    • The gunfight. Not just a Finger Gun battle, it has Dual-Wielding, frag grenades, gun jams, Big Nos, even a segue to classical music to pan over the "dead" and highlight the senseless waste of it all.
    • The paintball duel. And Mike's Heroic Sacrifice, complete with Paint From The Mouth.
    • A reenactment of One Flew Over the Cuckoo's Nest set in the kitchen of a fast food restaurant.
      • Called "Neo Nachos".
    • In an early episode, Daisy and Mike share a moment out of Pulp Fiction, when Daisy finds Mike's Uzi on the counter when she gets home. He walks out of the bathroom to find his gun pointed at him. The two stare tensely at each other, and then they start to have a conversation and forget it happened.
    • From The Sixth Sense:

[Mike and Tim are sitting in gridlock]
Tim: What's the hold up?
Mike: There's been an accident. Someone got hurt.

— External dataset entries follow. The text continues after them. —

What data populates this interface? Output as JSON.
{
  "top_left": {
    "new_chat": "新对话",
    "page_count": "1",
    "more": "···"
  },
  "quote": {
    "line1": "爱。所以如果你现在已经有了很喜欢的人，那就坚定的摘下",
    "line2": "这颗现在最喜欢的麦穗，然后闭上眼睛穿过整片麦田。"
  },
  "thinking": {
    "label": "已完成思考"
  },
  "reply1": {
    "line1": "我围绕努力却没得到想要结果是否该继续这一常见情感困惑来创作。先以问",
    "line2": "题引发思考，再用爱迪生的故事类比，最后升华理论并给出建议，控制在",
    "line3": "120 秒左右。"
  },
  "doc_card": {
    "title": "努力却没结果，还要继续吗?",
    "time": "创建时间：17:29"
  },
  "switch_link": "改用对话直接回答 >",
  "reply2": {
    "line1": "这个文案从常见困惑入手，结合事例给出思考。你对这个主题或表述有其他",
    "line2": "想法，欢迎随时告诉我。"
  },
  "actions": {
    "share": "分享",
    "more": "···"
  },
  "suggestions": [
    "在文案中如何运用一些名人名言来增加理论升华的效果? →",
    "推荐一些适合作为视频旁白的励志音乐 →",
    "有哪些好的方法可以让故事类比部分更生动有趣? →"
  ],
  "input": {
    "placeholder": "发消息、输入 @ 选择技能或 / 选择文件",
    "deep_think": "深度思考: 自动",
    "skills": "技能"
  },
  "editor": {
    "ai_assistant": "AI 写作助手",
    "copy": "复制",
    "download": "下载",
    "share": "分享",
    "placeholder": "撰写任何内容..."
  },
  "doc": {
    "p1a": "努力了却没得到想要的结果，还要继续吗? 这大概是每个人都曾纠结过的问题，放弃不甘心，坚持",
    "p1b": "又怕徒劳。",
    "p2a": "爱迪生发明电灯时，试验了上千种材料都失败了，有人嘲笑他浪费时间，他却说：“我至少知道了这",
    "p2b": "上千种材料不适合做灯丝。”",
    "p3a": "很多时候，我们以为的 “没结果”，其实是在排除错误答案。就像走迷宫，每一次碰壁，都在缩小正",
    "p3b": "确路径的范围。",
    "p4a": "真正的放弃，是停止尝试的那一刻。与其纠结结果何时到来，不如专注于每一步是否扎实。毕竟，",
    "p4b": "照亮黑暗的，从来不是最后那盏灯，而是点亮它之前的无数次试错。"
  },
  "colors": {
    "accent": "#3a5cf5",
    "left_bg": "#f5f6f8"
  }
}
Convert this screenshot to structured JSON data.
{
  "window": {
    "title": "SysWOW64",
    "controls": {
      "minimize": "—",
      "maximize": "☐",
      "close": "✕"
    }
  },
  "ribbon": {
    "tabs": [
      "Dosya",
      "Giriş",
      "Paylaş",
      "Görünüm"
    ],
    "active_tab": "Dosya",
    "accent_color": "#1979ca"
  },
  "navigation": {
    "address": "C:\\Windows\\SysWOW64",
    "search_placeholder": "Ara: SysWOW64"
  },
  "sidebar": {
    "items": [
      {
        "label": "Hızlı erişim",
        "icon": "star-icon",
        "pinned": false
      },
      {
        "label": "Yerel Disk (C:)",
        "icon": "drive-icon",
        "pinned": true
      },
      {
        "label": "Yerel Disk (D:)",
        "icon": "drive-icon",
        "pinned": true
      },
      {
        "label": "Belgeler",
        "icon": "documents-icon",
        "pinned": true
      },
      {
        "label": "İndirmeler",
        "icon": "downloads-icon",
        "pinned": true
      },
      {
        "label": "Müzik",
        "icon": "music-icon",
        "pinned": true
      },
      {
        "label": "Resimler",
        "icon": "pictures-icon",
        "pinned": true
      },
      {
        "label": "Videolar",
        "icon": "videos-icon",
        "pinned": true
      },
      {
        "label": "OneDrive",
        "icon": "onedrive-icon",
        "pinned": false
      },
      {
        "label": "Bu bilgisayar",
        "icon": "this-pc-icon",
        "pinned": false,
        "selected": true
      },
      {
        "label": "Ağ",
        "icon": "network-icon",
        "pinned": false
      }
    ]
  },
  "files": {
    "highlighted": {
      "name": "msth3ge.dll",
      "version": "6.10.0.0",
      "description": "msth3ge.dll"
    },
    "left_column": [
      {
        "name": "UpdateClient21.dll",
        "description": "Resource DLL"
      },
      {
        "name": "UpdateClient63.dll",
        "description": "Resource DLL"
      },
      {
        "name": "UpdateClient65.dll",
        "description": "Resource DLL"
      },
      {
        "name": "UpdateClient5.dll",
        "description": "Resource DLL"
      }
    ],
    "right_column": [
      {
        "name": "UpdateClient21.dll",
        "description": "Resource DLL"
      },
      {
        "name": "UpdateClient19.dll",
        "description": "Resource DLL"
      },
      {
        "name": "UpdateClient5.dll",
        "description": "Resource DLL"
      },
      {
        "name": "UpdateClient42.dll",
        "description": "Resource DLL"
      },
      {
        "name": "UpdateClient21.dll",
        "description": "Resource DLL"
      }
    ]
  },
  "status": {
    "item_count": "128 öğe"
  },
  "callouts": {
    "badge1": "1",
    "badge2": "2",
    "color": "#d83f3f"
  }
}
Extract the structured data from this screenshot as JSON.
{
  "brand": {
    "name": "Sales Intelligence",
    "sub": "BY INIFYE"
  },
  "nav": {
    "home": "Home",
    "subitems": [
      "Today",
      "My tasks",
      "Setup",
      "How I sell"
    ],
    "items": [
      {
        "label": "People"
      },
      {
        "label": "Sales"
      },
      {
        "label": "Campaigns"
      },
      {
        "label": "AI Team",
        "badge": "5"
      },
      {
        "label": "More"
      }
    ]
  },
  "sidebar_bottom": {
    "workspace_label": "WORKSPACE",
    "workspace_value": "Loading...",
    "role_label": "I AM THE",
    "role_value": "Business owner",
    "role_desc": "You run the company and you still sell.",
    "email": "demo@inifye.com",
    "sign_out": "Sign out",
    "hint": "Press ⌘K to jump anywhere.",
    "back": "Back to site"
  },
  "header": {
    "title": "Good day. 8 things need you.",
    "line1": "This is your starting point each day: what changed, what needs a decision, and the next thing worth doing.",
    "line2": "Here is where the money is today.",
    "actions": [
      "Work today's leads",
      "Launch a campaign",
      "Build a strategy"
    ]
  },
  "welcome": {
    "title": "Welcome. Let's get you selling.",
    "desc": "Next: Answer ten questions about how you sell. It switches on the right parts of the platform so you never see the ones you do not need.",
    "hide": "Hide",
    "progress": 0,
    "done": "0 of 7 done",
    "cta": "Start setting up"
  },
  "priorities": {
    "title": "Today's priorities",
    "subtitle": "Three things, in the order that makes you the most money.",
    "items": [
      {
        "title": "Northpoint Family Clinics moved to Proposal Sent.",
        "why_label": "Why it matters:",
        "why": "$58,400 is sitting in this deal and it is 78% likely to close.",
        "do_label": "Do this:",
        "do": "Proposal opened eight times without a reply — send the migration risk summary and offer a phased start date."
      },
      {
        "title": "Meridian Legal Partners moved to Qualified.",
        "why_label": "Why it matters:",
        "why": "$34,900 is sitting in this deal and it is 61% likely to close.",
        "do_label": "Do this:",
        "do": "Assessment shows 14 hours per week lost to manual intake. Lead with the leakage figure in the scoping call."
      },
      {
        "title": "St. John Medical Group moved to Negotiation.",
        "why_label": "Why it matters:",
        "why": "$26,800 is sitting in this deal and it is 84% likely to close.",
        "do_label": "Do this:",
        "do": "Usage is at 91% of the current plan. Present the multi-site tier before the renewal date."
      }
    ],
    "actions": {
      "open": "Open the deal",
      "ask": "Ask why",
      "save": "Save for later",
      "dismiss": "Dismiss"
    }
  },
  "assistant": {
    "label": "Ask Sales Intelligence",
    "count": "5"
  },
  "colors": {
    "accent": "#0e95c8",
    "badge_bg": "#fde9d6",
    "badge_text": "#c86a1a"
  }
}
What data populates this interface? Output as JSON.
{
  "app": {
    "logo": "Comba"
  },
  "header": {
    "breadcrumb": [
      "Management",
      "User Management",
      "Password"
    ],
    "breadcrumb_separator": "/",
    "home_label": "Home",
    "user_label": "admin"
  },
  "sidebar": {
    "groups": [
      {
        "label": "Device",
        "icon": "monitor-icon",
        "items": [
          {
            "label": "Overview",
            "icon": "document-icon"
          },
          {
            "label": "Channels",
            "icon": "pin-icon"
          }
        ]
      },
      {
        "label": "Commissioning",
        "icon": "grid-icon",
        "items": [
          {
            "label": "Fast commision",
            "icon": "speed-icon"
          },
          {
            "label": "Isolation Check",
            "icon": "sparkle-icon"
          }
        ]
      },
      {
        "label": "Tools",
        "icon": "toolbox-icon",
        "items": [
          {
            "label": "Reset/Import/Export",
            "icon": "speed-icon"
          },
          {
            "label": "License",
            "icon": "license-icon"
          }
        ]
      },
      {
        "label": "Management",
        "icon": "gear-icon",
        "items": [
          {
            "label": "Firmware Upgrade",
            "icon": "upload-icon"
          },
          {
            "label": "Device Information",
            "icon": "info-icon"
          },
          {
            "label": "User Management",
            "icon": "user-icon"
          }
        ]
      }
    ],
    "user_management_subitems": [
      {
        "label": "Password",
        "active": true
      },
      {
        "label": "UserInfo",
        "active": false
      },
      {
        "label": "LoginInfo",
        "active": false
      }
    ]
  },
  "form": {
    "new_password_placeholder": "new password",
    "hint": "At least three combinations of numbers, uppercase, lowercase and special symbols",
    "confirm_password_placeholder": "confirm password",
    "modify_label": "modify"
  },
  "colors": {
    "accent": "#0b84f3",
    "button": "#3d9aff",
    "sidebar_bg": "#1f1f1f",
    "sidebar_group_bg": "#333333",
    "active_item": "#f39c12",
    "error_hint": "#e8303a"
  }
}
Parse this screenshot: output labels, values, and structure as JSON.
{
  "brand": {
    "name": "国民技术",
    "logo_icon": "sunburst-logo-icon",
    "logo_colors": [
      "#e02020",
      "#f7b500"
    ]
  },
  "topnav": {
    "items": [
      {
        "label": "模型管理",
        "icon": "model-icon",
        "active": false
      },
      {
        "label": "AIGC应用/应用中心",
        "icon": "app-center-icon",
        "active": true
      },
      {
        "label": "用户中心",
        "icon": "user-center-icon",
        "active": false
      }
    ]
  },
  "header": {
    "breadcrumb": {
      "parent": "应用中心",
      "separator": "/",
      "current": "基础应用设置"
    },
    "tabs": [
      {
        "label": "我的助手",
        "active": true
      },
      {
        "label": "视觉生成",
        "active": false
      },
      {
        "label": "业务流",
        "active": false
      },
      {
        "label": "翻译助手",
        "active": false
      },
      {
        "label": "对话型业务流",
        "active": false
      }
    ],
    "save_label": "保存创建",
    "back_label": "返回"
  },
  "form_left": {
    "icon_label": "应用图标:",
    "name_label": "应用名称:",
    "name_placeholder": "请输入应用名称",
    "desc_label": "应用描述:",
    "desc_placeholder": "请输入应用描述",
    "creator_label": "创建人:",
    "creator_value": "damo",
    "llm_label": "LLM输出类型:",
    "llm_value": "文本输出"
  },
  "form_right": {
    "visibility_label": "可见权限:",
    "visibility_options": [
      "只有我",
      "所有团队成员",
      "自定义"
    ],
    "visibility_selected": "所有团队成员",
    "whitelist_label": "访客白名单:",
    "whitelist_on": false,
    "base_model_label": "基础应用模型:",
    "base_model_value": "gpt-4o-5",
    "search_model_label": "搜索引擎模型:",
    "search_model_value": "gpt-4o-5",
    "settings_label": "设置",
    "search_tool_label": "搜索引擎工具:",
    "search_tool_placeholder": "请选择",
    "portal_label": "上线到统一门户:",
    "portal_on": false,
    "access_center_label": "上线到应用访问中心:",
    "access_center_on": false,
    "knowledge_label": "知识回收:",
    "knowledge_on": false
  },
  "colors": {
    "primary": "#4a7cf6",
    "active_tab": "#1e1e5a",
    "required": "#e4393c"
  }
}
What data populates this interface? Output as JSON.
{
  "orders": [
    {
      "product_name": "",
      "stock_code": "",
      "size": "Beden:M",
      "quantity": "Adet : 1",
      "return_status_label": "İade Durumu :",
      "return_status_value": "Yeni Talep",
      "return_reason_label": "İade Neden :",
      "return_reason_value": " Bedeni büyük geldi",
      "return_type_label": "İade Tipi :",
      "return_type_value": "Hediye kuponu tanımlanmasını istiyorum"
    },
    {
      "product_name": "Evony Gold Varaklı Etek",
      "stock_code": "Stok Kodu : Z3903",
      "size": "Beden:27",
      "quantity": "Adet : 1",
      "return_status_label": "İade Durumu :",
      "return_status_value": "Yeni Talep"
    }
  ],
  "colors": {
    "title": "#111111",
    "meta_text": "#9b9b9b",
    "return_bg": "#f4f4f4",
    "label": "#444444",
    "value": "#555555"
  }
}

Tim: Who?
Mike: A lady.
Tim: How d'you know?
Mike: Because we hit her.
Tim: Did we?
Mike: Yeah. That's her there.
[Female cyclist appears at the window, scaring Tim - played by Olivia Williams, star of The Sixth Sense]

    • Part one of the second series finale ends with Tim and Mike about to go and talk to Marsha, done as an almost word-for-word take on the end of The Empire Strikes Back.
      • Compete with Wookiee noises imitated (quite well!) by a yawning Mike.
    • The first time Brian steps in to cover for Tim and Daisy's fake relationship with a well-timed excuse, he gets played out by the theme from The Magnificent Seven (and, being Brian, screws up his exit.)
  • World of Ham
  • Yoko Oh No: Both Daisy and Mike dislike Tim's new girlfriend on general principle, at least at first.